By Linda D. Kozaryn
American Forces Press Service
WASHINGTON, April 2, 1996 Multinational troops monitoring peace in Bosnia are starting a new phase of their mission, according to U.S. Army Gen. George S. Joulwan, commander of NATOs peace implementation force.
Forces will continue their primary Bosnian mission of providing a secure environment. Peace implementation forces also will now help civilian organizations and local authorities clear roads, repair bridges and restore water, power and communications, the general said. This will ensure freedom of movement throughout the country.
Currently, about 80 percent of the major routes in Bosnia-Herzegovina are open, Joulwan said. The roads are free of mines, and bridges are passable. Implementation forces will help with the remaining work, including mine removal.
"We are there to assist, to monitor and to help train the former warring factions to remove them," Joulwan said. "Where we can, we are putting in some bridges and working on the road. That clearly is part of our mission because our intent is to have freedom of movement all the way out to the international border."

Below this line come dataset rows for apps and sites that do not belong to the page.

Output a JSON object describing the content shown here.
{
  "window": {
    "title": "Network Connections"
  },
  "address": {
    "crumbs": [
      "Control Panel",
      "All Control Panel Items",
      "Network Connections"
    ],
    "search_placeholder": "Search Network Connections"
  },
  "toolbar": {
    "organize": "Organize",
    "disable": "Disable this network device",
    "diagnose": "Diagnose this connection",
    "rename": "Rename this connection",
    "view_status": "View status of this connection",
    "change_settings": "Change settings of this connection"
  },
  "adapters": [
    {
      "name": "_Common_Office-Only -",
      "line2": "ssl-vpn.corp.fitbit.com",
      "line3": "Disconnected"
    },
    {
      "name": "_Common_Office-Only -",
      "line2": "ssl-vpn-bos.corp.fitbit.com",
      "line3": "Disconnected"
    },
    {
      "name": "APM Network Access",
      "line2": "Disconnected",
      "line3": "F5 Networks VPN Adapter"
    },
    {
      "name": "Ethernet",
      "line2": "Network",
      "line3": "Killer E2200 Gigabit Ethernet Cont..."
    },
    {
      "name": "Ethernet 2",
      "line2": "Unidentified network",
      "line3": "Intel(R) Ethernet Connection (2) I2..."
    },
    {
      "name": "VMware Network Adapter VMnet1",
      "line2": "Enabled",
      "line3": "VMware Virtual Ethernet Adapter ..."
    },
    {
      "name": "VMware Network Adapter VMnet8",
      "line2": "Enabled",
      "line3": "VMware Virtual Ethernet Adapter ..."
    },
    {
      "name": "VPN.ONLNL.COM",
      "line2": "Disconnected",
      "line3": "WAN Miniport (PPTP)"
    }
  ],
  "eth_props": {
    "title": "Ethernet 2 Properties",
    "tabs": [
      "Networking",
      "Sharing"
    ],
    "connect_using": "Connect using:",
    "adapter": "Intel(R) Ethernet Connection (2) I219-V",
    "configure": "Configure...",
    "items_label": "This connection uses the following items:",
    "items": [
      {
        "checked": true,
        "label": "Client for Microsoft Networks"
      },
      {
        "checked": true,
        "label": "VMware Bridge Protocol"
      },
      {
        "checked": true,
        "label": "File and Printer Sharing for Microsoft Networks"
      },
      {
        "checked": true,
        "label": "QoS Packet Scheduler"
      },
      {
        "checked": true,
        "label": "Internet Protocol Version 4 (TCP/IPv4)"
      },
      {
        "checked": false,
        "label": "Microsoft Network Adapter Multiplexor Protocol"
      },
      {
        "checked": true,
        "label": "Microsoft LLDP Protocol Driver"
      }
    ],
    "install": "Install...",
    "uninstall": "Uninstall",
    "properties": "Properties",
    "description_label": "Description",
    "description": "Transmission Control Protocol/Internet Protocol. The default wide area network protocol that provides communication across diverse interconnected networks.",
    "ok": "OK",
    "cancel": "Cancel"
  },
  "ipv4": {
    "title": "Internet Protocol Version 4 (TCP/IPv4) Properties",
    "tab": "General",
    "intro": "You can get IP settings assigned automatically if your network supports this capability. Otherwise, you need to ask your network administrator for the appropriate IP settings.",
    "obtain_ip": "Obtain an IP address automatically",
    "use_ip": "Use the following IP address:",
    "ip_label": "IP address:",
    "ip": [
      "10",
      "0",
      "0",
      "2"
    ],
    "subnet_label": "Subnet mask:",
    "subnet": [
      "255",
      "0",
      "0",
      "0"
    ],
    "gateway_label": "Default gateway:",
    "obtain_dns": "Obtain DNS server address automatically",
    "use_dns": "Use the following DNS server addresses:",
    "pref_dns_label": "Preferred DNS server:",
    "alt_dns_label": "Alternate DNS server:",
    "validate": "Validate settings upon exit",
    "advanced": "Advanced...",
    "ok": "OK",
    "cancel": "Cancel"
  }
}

Helping with civilian reconstruction efforts should not be perceived as an expanded role for the force, according to Defense Secretary William J. Perry. "This is not mission creep," he told the press. "This is carrying out the mission we have stated from the beginning."

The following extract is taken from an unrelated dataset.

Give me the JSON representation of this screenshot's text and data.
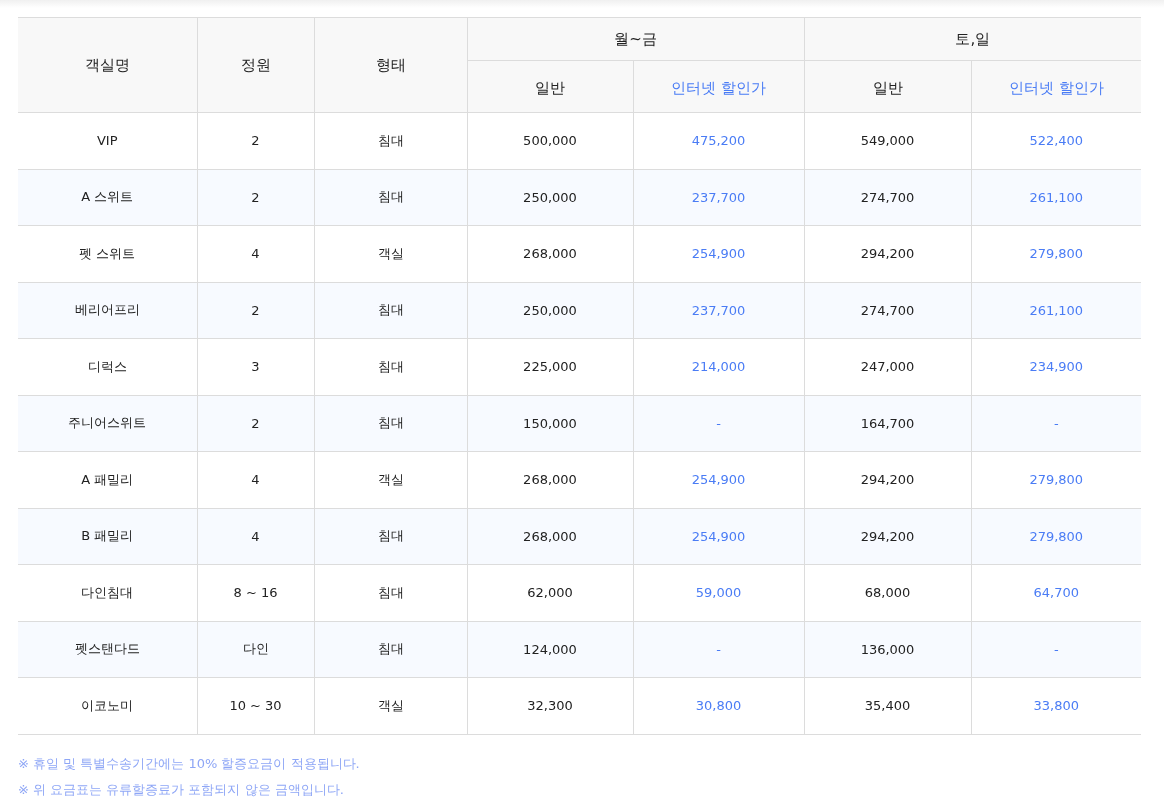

The mission, set out in the Dayton agreement, includes creating secure conditions for other organizations to implement peace settlement terms, such as holding free and fair elections. The mission also includes ensuring free movement of refugees and humanitarian organizations and helping agencies perform their missions.

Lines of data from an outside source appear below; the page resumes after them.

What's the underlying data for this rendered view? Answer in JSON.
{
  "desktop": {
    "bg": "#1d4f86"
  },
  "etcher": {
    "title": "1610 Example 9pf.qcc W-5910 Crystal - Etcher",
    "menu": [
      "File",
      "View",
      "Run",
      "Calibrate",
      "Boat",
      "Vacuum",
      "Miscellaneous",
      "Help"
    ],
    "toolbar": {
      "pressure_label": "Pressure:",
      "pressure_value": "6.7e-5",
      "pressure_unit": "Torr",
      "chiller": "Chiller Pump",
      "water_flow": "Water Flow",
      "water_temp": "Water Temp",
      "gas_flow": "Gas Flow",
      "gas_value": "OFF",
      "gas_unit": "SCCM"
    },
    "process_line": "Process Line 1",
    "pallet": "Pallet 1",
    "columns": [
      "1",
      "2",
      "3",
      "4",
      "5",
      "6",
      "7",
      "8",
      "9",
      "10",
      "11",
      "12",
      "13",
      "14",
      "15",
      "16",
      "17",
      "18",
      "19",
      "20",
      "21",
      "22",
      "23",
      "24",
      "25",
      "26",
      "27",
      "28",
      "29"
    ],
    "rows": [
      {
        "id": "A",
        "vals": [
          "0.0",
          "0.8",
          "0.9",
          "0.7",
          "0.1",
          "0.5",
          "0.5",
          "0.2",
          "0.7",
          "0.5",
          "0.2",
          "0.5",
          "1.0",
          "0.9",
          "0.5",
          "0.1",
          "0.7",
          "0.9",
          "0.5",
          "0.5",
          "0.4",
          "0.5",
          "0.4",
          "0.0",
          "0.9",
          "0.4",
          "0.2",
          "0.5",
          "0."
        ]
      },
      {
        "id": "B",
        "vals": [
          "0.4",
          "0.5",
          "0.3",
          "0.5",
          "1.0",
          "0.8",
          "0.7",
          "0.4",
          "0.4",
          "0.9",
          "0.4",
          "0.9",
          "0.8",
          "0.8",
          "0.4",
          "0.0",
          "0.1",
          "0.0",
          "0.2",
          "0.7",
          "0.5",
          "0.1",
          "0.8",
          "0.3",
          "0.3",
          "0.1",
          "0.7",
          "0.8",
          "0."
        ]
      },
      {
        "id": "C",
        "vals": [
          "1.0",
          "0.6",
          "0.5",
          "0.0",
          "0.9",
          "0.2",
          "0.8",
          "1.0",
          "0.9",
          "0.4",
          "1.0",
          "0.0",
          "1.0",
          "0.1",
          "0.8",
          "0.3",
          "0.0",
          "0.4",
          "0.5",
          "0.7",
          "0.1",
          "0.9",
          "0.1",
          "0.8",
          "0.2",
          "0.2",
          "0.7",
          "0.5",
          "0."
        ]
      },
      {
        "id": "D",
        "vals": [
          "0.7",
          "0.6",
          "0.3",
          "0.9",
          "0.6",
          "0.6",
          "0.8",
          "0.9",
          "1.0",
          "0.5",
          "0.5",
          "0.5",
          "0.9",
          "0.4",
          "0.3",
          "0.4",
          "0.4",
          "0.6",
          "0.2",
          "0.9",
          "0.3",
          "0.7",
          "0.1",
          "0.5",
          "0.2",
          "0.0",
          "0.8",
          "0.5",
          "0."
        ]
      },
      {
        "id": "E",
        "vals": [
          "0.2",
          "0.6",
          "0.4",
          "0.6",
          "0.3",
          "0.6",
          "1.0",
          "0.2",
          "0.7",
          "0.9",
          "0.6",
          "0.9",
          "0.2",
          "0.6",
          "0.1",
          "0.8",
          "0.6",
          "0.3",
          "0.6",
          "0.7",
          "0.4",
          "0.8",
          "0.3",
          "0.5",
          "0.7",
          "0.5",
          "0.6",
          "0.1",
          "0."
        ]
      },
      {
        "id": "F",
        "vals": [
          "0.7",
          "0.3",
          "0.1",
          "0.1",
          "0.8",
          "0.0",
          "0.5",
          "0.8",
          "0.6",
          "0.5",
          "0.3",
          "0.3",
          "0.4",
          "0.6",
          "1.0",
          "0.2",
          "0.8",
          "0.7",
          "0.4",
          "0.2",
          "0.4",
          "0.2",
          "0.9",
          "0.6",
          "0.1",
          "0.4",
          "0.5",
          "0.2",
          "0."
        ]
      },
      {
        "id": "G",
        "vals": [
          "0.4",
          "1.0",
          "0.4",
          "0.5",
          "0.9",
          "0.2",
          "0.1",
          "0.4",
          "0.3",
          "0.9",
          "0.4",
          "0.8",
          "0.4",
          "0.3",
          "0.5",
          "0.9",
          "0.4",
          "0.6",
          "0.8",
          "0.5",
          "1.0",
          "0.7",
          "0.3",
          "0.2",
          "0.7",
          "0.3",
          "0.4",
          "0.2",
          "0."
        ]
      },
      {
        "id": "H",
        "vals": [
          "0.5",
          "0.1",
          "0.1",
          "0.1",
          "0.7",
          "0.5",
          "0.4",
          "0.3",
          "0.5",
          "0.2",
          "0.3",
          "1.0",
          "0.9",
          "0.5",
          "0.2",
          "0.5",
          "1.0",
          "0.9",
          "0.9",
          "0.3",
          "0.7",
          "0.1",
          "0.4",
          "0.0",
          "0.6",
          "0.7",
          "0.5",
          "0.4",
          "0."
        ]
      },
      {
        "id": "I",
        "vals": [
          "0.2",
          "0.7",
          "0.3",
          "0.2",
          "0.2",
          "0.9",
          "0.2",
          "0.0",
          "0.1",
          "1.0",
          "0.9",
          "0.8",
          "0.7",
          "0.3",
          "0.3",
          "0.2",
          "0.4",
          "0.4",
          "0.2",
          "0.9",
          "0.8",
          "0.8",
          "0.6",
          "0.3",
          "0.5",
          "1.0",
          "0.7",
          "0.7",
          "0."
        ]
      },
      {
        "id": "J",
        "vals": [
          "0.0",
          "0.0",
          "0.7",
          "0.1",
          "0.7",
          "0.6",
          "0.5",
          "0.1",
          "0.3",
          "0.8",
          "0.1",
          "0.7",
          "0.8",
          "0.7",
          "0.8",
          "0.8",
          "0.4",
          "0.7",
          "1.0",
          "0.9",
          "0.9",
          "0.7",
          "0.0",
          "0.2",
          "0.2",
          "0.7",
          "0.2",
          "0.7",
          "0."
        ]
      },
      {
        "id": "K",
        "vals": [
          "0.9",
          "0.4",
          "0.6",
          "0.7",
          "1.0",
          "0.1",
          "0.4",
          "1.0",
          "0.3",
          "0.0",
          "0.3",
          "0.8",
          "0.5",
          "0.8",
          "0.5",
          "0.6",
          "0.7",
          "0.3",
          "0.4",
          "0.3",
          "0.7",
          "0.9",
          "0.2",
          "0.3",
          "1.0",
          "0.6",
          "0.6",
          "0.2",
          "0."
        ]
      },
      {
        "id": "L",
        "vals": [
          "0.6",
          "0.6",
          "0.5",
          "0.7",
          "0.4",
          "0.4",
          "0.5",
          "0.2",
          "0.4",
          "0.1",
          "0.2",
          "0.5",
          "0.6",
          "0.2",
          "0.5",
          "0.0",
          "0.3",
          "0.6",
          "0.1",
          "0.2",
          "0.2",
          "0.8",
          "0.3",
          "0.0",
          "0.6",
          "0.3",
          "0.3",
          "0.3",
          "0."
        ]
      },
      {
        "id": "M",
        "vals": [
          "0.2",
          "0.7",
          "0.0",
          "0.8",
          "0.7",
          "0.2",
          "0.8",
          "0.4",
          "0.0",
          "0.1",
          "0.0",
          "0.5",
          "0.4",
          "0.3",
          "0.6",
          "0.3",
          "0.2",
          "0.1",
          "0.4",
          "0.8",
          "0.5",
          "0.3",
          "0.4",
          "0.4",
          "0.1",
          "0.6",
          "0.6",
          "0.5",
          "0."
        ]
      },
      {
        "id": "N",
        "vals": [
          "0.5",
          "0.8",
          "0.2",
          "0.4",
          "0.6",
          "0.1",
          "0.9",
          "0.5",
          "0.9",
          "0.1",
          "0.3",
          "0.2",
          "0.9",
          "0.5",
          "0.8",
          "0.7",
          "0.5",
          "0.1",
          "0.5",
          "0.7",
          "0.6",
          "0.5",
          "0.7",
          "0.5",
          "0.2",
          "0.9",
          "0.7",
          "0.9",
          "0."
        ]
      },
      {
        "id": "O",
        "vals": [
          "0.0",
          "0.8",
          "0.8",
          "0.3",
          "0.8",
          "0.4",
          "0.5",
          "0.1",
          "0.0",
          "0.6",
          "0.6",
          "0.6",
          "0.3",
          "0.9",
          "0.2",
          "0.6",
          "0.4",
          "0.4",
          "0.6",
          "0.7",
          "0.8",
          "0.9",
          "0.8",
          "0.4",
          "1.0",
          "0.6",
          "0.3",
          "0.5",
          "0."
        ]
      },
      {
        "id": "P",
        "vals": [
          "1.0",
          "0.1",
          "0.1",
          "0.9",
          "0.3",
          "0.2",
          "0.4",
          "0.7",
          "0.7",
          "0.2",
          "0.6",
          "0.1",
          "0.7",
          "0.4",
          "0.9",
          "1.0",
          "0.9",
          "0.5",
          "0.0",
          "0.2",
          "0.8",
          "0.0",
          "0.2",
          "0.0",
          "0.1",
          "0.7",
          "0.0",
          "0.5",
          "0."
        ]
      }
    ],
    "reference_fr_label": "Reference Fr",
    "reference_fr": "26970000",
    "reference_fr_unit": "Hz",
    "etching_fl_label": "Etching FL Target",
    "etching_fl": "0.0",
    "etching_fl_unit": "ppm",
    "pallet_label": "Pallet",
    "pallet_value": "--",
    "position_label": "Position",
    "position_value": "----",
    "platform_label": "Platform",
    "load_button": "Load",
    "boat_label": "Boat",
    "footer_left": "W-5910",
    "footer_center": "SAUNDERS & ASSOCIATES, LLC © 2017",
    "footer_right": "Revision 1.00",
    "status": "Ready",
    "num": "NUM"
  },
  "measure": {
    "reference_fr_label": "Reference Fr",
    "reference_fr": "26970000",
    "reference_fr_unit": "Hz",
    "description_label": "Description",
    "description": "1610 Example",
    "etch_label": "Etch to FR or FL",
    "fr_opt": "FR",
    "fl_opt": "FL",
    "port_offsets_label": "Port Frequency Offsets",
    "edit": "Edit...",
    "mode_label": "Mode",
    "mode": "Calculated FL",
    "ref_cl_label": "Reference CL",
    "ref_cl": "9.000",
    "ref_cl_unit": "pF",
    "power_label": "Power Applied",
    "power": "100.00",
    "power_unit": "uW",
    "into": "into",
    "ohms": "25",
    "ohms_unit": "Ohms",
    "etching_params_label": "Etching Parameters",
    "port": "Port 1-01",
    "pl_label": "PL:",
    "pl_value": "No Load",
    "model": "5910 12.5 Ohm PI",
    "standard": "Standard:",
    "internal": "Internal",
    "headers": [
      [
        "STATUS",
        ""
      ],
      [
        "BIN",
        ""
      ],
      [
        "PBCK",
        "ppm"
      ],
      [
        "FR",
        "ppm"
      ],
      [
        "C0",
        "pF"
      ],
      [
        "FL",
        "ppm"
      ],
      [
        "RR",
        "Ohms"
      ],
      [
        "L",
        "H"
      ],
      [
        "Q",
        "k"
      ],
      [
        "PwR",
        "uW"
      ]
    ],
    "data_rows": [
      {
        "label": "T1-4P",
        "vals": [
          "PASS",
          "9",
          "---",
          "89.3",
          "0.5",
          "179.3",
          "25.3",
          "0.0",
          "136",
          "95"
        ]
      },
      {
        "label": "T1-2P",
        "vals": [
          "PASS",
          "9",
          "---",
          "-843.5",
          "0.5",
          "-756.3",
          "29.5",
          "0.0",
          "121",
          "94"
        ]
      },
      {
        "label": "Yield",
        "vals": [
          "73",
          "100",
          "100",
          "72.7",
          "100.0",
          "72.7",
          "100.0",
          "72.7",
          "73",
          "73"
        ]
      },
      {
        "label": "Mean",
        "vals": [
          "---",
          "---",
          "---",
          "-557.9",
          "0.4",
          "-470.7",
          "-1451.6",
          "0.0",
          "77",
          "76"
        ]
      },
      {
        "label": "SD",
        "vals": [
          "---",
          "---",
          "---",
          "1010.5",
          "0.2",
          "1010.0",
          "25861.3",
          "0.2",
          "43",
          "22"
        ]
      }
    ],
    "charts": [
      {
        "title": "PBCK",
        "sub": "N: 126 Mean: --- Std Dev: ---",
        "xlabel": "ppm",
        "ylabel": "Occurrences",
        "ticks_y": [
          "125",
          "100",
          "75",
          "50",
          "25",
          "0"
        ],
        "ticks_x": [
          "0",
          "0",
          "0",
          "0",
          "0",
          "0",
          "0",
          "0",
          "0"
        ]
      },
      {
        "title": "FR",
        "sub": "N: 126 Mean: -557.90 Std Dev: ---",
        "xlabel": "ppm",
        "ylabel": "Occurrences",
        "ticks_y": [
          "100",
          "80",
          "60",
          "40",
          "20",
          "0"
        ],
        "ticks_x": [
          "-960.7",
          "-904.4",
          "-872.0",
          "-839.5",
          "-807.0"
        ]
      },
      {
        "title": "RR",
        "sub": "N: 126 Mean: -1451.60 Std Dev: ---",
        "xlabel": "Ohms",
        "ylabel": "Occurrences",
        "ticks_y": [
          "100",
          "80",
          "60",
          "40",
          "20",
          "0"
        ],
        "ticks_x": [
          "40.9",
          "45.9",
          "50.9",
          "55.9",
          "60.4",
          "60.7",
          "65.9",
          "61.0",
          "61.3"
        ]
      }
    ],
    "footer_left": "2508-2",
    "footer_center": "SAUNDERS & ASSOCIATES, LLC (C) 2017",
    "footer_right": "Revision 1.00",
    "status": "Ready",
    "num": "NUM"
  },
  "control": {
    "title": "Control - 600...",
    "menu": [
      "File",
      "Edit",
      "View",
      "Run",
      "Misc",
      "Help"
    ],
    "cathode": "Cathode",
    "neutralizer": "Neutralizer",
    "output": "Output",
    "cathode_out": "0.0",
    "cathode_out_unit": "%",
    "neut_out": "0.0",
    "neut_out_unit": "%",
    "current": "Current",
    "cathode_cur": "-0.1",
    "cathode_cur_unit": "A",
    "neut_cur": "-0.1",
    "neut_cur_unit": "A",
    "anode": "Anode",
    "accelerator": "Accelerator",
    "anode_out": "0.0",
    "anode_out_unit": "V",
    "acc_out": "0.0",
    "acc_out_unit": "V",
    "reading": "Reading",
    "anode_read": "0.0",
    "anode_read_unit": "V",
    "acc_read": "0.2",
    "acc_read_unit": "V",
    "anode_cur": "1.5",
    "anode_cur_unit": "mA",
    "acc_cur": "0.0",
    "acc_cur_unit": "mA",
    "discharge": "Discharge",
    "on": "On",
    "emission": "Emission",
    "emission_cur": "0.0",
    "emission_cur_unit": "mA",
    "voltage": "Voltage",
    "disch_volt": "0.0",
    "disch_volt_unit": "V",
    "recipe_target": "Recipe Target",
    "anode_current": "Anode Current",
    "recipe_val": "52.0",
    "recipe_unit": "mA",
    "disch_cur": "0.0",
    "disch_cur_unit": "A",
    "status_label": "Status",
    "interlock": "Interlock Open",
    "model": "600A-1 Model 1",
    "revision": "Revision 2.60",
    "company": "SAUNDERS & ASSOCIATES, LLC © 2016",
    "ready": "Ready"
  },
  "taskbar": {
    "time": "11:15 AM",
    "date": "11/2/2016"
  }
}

Military help in the civil affairs arena will be based on capabilities and resources available, Perry said. It will not interfere with the military mission. "Its only in the last few weeks that weve had a whole force in place and gotten far enough along with the military mission that we have some resources available," he said.
With the scheduled withdrawal of former warring-faction troops and heavy weapons to barracks and cantonments under way, implementation force officials say troops will be able to take on more civil tasks.
Implementation force commanders will be permitted and encouraged to become more involved in civil restoration projects so long as their military mission is not affected, a NATO spokesman said recently in Sarajevo. In addition to helping restore roads and bridges, civil support may include providing transportation, medical care, maintenance and communications, and reconnaissance surveys, the spokesman said.
Civil-military cooperation officials are coordinating reconstruction efforts with the more than 200 international agencies present. Joulwan said about 450 civil affairs personnel, including over 300 from the United States, are the glue knitting the effort together.
Since December, civil affairs specialists including economists, lawyers and criminologists have been working with such organizations as the U.N. High Commission for Refugees and the International Committee of the Red Cross. They help identify projects necessary to rebuild the civil infrastructure, and they coordinate with the nongovernment organizations and humanitarian agencies to obtain the materials, money or manpower necessary.
Troops from more than 30 nations, including a Russian brigade, are now under Joulwans command in Bosnia. Deploying the multinational force took more than 2,500 air flights, about 350 trains and 50 ships, he said.
So far, the mission has been a remarkable success, Joulwan said, but it has not been easy. "We had to deploy in the worst winter in this century in the Balkans in the most difficult terrain. We put a force of about 60,000 on the ground."
Initially, the peace force established a four-kilometer exclusion zone where all foreign forces were removed, Joulwan said. This has been expanded to a zone 10 kilometers wide and 1,000 kilometers long, he said, and NATO peace forces will now begin to establish their presence throughout the rest of the country.
Joulwan said the implementation force has laid the foundation for peace in Bosnia. "If theres a momentum for peace in the country, if there is no spring offensive, if reconstruction begins, if refugees return, then I think we have done an enormous amount to start this country rebuilding and piecing itself together again," he said.